▶ _DIRECTIONS_: Your answer should be every line below that includes the word "chevron".

*** EXCERPTED DATA ***

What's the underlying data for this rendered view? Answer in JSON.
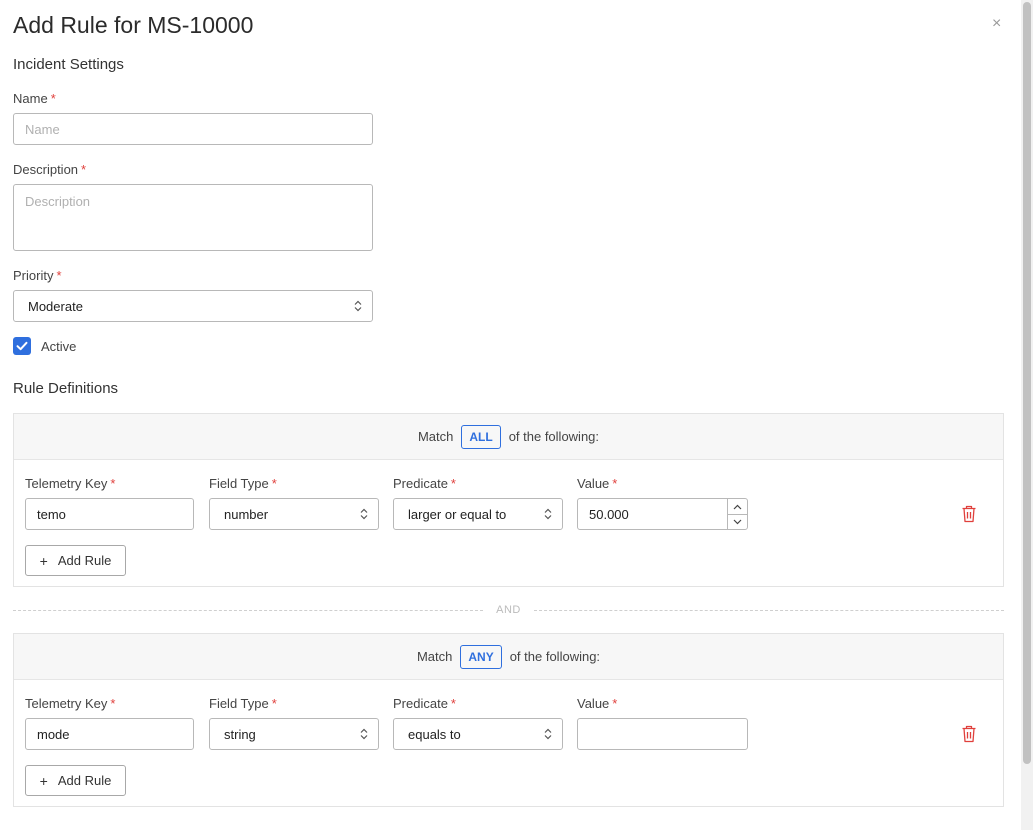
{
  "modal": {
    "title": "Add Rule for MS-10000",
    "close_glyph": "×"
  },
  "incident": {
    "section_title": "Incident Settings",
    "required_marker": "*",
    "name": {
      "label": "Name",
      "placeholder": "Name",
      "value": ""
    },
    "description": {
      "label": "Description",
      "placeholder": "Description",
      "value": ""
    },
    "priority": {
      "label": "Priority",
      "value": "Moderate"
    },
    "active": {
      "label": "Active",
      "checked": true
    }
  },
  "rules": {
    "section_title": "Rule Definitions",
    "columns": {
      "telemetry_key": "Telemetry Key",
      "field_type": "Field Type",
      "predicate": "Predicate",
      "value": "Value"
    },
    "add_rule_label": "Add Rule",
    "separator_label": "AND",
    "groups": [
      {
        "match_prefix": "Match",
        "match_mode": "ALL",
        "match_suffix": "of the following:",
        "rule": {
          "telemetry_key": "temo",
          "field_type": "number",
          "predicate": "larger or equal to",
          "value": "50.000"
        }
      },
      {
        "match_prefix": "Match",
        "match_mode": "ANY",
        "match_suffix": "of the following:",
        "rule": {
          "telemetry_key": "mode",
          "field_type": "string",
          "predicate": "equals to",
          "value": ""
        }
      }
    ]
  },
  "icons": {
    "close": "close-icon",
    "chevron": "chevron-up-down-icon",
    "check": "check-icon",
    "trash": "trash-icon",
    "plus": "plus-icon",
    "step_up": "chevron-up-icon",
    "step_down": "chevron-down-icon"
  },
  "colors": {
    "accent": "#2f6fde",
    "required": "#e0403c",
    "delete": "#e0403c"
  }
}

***

▶ _RESULT FOR THIS TASK_:
    "chevron": "chevron-up-down-icon",
    "step_up": "chevron-up-icon",
    "step_down": "chevron-down-icon"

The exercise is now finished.